*Assignment*: The answer is an exact repetition of every entry, with all images left out.

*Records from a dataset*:
■ ■ ■ ■ ■ ■ ■
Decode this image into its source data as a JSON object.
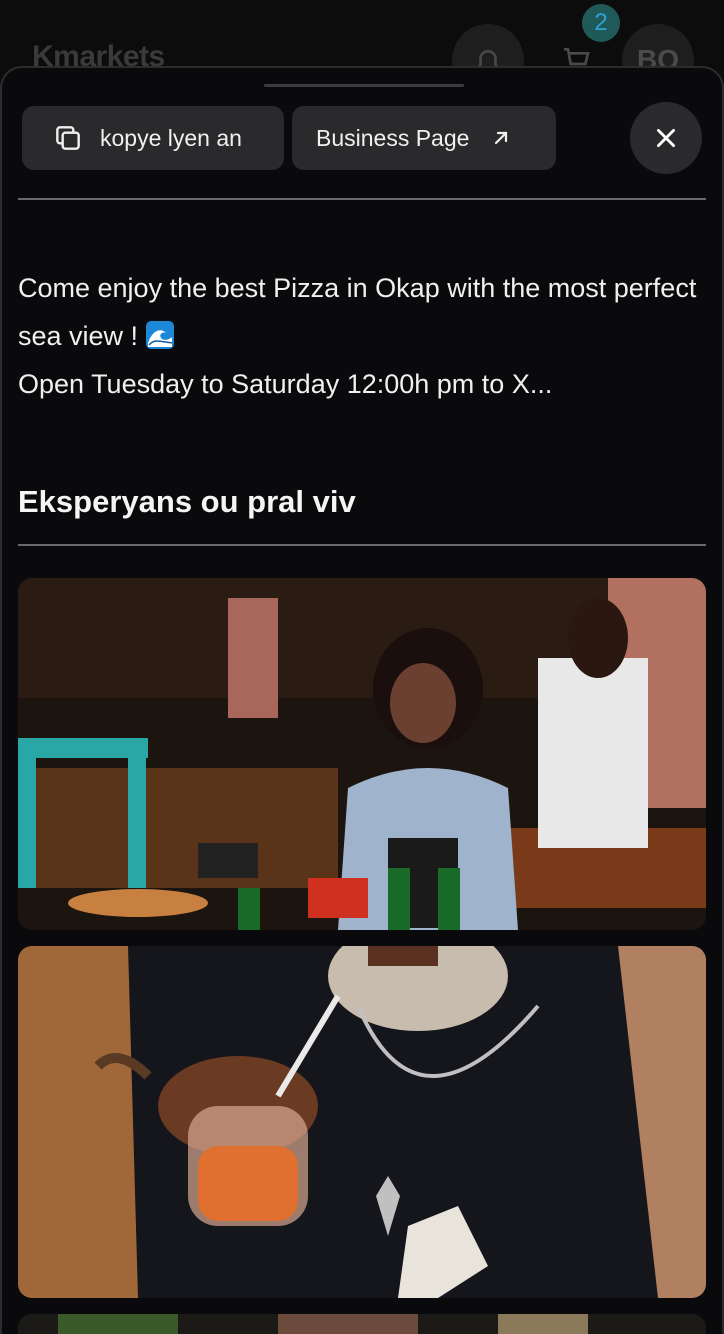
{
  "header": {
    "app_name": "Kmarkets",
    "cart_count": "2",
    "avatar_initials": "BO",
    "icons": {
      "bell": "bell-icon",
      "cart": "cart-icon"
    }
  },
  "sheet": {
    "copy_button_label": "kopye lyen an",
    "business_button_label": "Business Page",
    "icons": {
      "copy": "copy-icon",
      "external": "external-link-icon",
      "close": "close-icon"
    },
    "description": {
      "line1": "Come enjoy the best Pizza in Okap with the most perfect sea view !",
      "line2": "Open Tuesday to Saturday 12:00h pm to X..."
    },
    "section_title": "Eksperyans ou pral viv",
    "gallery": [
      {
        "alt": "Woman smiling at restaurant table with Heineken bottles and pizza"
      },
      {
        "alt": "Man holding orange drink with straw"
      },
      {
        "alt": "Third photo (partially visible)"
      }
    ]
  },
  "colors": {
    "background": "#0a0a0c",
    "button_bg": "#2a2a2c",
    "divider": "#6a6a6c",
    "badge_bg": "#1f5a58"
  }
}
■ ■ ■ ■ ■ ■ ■
*Answer to this problem*:
Decode this image into its source data as a JSON object.
{
  "header": {
    "app_name": "Kmarkets",
    "cart_count": "2",
    "avatar_initials": "BO",
    "icons": {
      "bell": "bell-icon",
      "cart": "cart-icon"
    }
  },
  "sheet": {
    "copy_button_label": "kopye lyen an",
    "business_button_label": "Business Page",
    "icons": {
      "copy": "copy-icon",
      "external": "external-link-icon",
      "close": "close-icon"
    },
    "description": {
      "line1": "Come enjoy the best Pizza in Okap with the most perfect sea view !",
      "line2": "Open Tuesday to Saturday 12:00h pm to X..."
    },
    "section_title": "Eksperyans ou pral viv",
    "gallery": [
      {
        "alt": "Woman smiling at restaurant table with Heineken bottles and pizza"
      },
      {
        "alt": "Man holding orange drink with straw"
      },
      {
        "alt": "Third photo (partially visible)"
      }
    ]
  },
  "colors": {
    "background": "#0a0a0c",
    "button_bg": "#2a2a2c",
    "divider": "#6a6a6c",
    "badge_bg": "#1f5a58"
  }
}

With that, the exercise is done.